### WHAT THE TASK ASKS
Repeat all the data exactly, and where a record holds a picture, leave that picture out.

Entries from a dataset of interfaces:
----------------

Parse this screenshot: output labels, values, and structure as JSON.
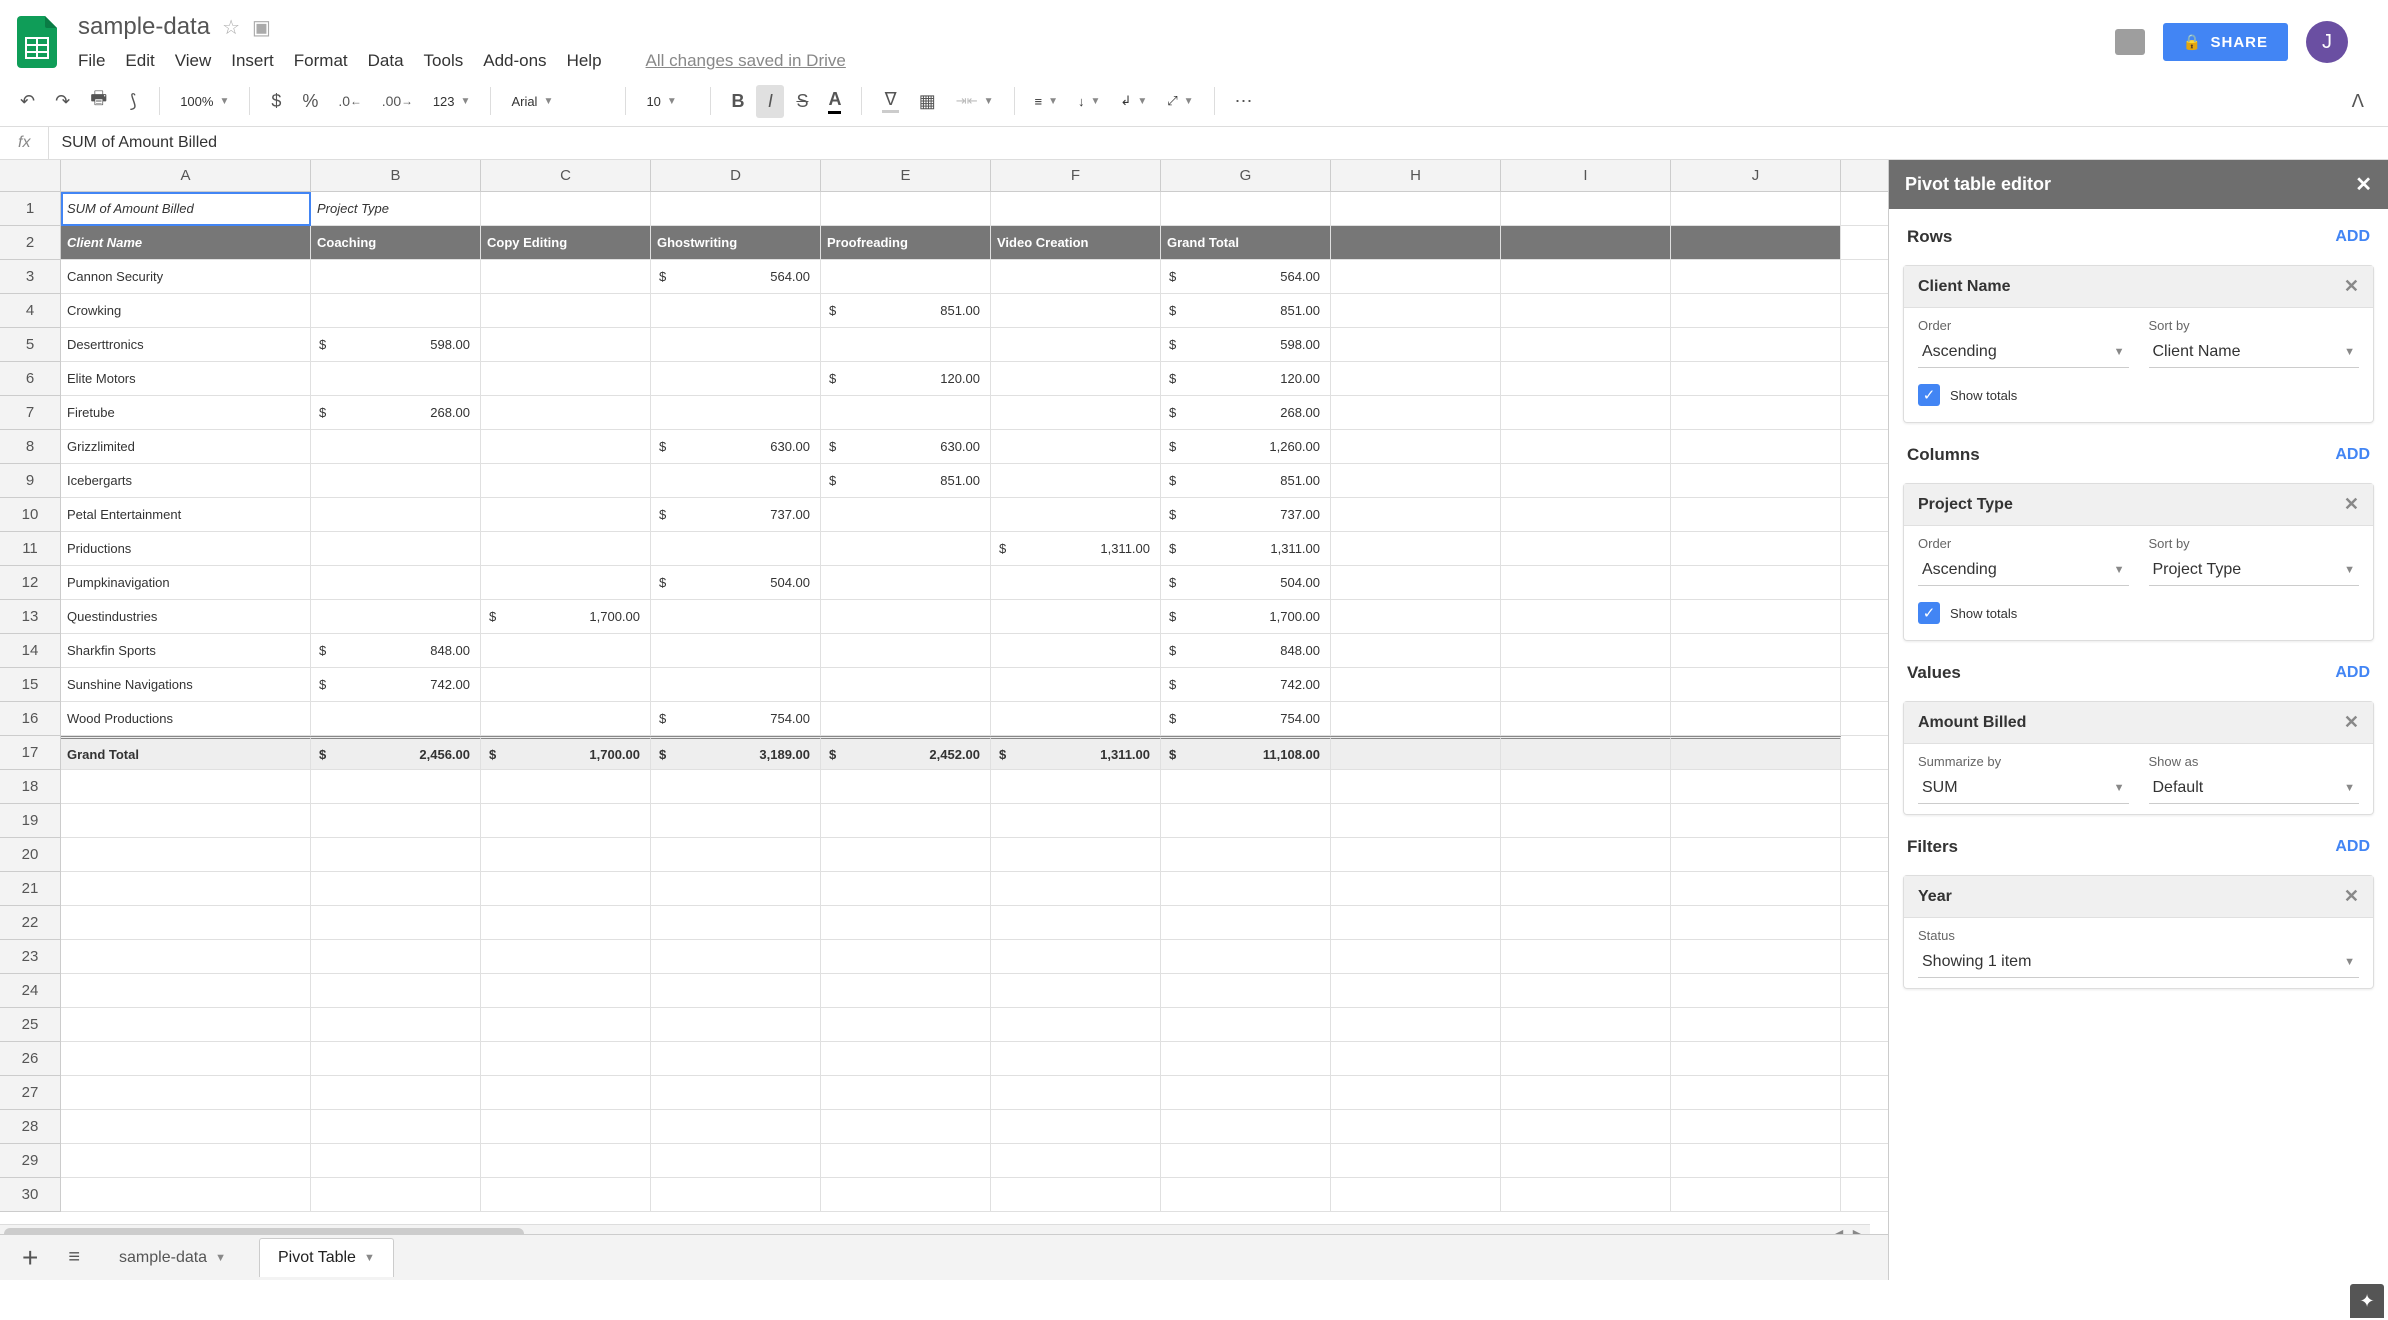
{
  "doc": {
    "title": "sample-data",
    "save_status": "All changes saved in Drive"
  },
  "menus": [
    "File",
    "Edit",
    "View",
    "Insert",
    "Format",
    "Data",
    "Tools",
    "Add-ons",
    "Help"
  ],
  "share": {
    "label": "SHARE"
  },
  "avatar": {
    "initial": "J"
  },
  "toolbar": {
    "zoom": "100%",
    "font": "Arial",
    "size": "10",
    "more_formats": "123"
  },
  "formula": {
    "value": "SUM of  Amount Billed"
  },
  "cols": [
    "A",
    "B",
    "C",
    "D",
    "E",
    "F",
    "G",
    "H",
    "I",
    "J"
  ],
  "row_count": 30,
  "pivot": {
    "r1": {
      "A": "SUM of  Amount Billed",
      "B": "Project Type"
    },
    "r2": {
      "A": "Client Name",
      "B": "Coaching",
      "C": "Copy Editing",
      "D": "Ghostwriting",
      "E": "Proofreading",
      "F": "Video Creation",
      "G": "Grand Total"
    },
    "data": [
      {
        "A": "Cannon Security",
        "D": "564.00",
        "G": "564.00"
      },
      {
        "A": "Crowking",
        "E": "851.00",
        "G": "851.00"
      },
      {
        "A": "Deserttronics",
        "B": "598.00",
        "G": "598.00"
      },
      {
        "A": "Elite Motors",
        "E": "120.00",
        "G": "120.00"
      },
      {
        "A": "Firetube",
        "B": "268.00",
        "G": "268.00"
      },
      {
        "A": "Grizzlimited",
        "D": "630.00",
        "E": "630.00",
        "G": "1,260.00"
      },
      {
        "A": "Icebergarts",
        "E": "851.00",
        "G": "851.00"
      },
      {
        "A": "Petal Entertainment",
        "D": "737.00",
        "G": "737.00"
      },
      {
        "A": "Priductions",
        "F": "1,311.00",
        "G": "1,311.00"
      },
      {
        "A": "Pumpkinavigation",
        "D": "504.00",
        "G": "504.00"
      },
      {
        "A": "Questindustries",
        "C": "1,700.00",
        "G": "1,700.00"
      },
      {
        "A": "Sharkfin Sports",
        "B": "848.00",
        "G": "848.00"
      },
      {
        "A": "Sunshine Navigations",
        "B": "742.00",
        "G": "742.00"
      },
      {
        "A": "Wood Productions",
        "D": "754.00",
        "G": "754.00"
      }
    ],
    "total": {
      "A": "Grand Total",
      "B": "2,456.00",
      "C": "1,700.00",
      "D": "3,189.00",
      "E": "2,452.00",
      "F": "1,311.00",
      "G": "11,108.00"
    }
  },
  "tabs": {
    "sample": "sample-data",
    "pivot": "Pivot Table"
  },
  "panel": {
    "title": "Pivot table editor",
    "rows_label": "Rows",
    "columns_label": "Columns",
    "values_label": "Values",
    "filters_label": "Filters",
    "add": "ADD",
    "client": {
      "title": "Client Name",
      "order_label": "Order",
      "order": "Ascending",
      "sort_label": "Sort by",
      "sort": "Client Name",
      "show_totals": "Show totals"
    },
    "project": {
      "title": "Project Type",
      "order_label": "Order",
      "order": "Ascending",
      "sort_label": "Sort by",
      "sort": "Project Type",
      "show_totals": "Show totals"
    },
    "amount": {
      "title": "Amount Billed",
      "sum_label": "Summarize by",
      "sum": "SUM",
      "show_label": "Show as",
      "show": "Default"
    },
    "year": {
      "title": "Year",
      "status_label": "Status",
      "status": "Showing 1 item"
    }
  }
}
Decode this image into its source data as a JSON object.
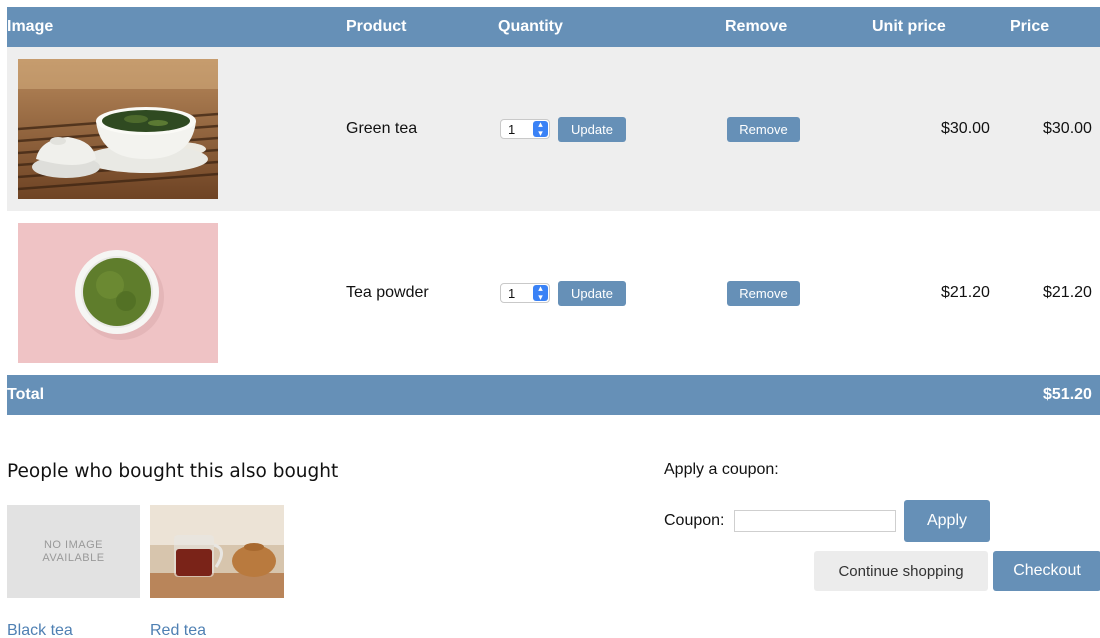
{
  "table": {
    "headers": {
      "image": "Image",
      "product": "Product",
      "quantity": "Quantity",
      "remove": "Remove",
      "unit_price": "Unit price",
      "price": "Price"
    },
    "items": [
      {
        "product": "Green tea",
        "quantity": "1",
        "update_label": "Update",
        "remove_label": "Remove",
        "unit_price": "$30.00",
        "price": "$30.00"
      },
      {
        "product": "Tea powder",
        "quantity": "1",
        "update_label": "Update",
        "remove_label": "Remove",
        "unit_price": "$21.20",
        "price": "$21.20"
      }
    ],
    "total_label": "Total",
    "total_value": "$51.20"
  },
  "also_bought": {
    "title": "People who bought this also bought",
    "items": [
      {
        "name": "Black tea",
        "placeholder_line1": "NO IMAGE",
        "placeholder_line2": "AVAILABLE"
      },
      {
        "name": "Red tea"
      }
    ]
  },
  "coupon": {
    "heading": "Apply a coupon:",
    "field_label": "Coupon:",
    "value": "",
    "apply_label": "Apply"
  },
  "actions": {
    "continue_label": "Continue shopping",
    "checkout_label": "Checkout"
  },
  "colors": {
    "accent": "#6690b7",
    "link": "#4f80b3",
    "row_alt": "#eeeeee"
  },
  "icons": {
    "quantity_stepper": "up-down-chevron-icon"
  }
}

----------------

### ANSWER TO THIS PROBLEM
Parse this screenshot: output labels, values, and structure as JSON.
{
  "doc": {
    "title": "sample-data",
    "save_status": "All changes saved in Drive"
  },
  "menus": [
    "File",
    "Edit",
    "View",
    "Insert",
    "Format",
    "Data",
    "Tools",
    "Add-ons",
    "Help"
  ],
  "share": {
    "label": "SHARE"
  },
  "avatar": {
    "initial": "J"
  },
  "toolbar": {
    "zoom": "100%",
    "font": "Arial",
    "size": "10",
    "more_formats": "123"
  },
  "formula": {
    "value": "SUM of  Amount Billed"
  },
  "cols": [
    "A",
    "B",
    "C",
    "D",
    "E",
    "F",
    "G",
    "H",
    "I",
    "J"
  ],
  "row_count": 30,
  "pivot": {
    "r1": {
      "A": "SUM of  Amount Billed",
      "B": "Project Type"
    },
    "r2": {
      "A": "Client Name",
      "B": "Coaching",
      "C": "Copy Editing",
      "D": "Ghostwriting",
      "E": "Proofreading",
      "F": "Video Creation",
      "G": "Grand Total"
    },
    "data": [
      {
        "A": "Cannon Security",
        "D": "564.00",
        "G": "564.00"
      },
      {
        "A": "Crowking",
        "E": "851.00",
        "G": "851.00"
      },
      {
        "A": "Deserttronics",
        "B": "598.00",
        "G": "598.00"
      },
      {
        "A": "Elite Motors",
        "E": "120.00",
        "G": "120.00"
      },
      {
        "A": "Firetube",
        "B": "268.00",
        "G": "268.00"
      },
      {
        "A": "Grizzlimited",
        "D": "630.00",
        "E": "630.00",
        "G": "1,260.00"
      },
      {
        "A": "Icebergarts",
        "E": "851.00",
        "G": "851.00"
      },
      {
        "A": "Petal Entertainment",
        "D": "737.00",
        "G": "737.00"
      },
      {
        "A": "Priductions",
        "F": "1,311.00",
        "G": "1,311.00"
      },
      {
        "A": "Pumpkinavigation",
        "D": "504.00",
        "G": "504.00"
      },
      {
        "A": "Questindustries",
        "C": "1,700.00",
        "G": "1,700.00"
      },
      {
        "A": "Sharkfin Sports",
        "B": "848.00",
        "G": "848.00"
      },
      {
        "A": "Sunshine Navigations",
        "B": "742.00",
        "G": "742.00"
      },
      {
        "A": "Wood Productions",
        "D": "754.00",
        "G": "754.00"
      }
    ],
    "total": {
      "A": "Grand Total",
      "B": "2,456.00",
      "C": "1,700.00",
      "D": "3,189.00",
      "E": "2,452.00",
      "F": "1,311.00",
      "G": "11,108.00"
    }
  },
  "tabs": {
    "sample": "sample-data",
    "pivot": "Pivot Table"
  },
  "panel": {
    "title": "Pivot table editor",
    "rows_label": "Rows",
    "columns_label": "Columns",
    "values_label": "Values",
    "filters_label": "Filters",
    "add": "ADD",
    "client": {
      "title": "Client Name",
      "order_label": "Order",
      "order": "Ascending",
      "sort_label": "Sort by",
      "sort": "Client Name",
      "show_totals": "Show totals"
    },
    "project": {
      "title": "Project Type",
      "order_label": "Order",
      "order": "Ascending",
      "sort_label": "Sort by",
      "sort": "Project Type",
      "show_totals": "Show totals"
    },
    "amount": {
      "title": "Amount Billed",
      "sum_label": "Summarize by",
      "sum": "SUM",
      "show_label": "Show as",
      "show": "Default"
    },
    "year": {
      "title": "Year",
      "status_label": "Status",
      "status": "Showing 1 item"
    }
  }
}
Decode this image into its source data as a JSON object.
{
  "table": {
    "headers": {
      "image": "Image",
      "product": "Product",
      "quantity": "Quantity",
      "remove": "Remove",
      "unit_price": "Unit price",
      "price": "Price"
    },
    "items": [
      {
        "product": "Green tea",
        "quantity": "1",
        "update_label": "Update",
        "remove_label": "Remove",
        "unit_price": "$30.00",
        "price": "$30.00"
      },
      {
        "product": "Tea powder",
        "quantity": "1",
        "update_label": "Update",
        "remove_label": "Remove",
        "unit_price": "$21.20",
        "price": "$21.20"
      }
    ],
    "total_label": "Total",
    "total_value": "$51.20"
  },
  "also_bought": {
    "title": "People who bought this also bought",
    "items": [
      {
        "name": "Black tea",
        "placeholder_line1": "NO IMAGE",
        "placeholder_line2": "AVAILABLE"
      },
      {
        "name": "Red tea"
      }
    ]
  },
  "coupon": {
    "heading": "Apply a coupon:",
    "field_label": "Coupon:",
    "value": "",
    "apply_label": "Apply"
  },
  "actions": {
    "continue_label": "Continue shopping",
    "checkout_label": "Checkout"
  },
  "colors": {
    "accent": "#6690b7",
    "link": "#4f80b3",
    "row_alt": "#eeeeee"
  },
  "icons": {
    "quantity_stepper": "up-down-chevron-icon"
  }
}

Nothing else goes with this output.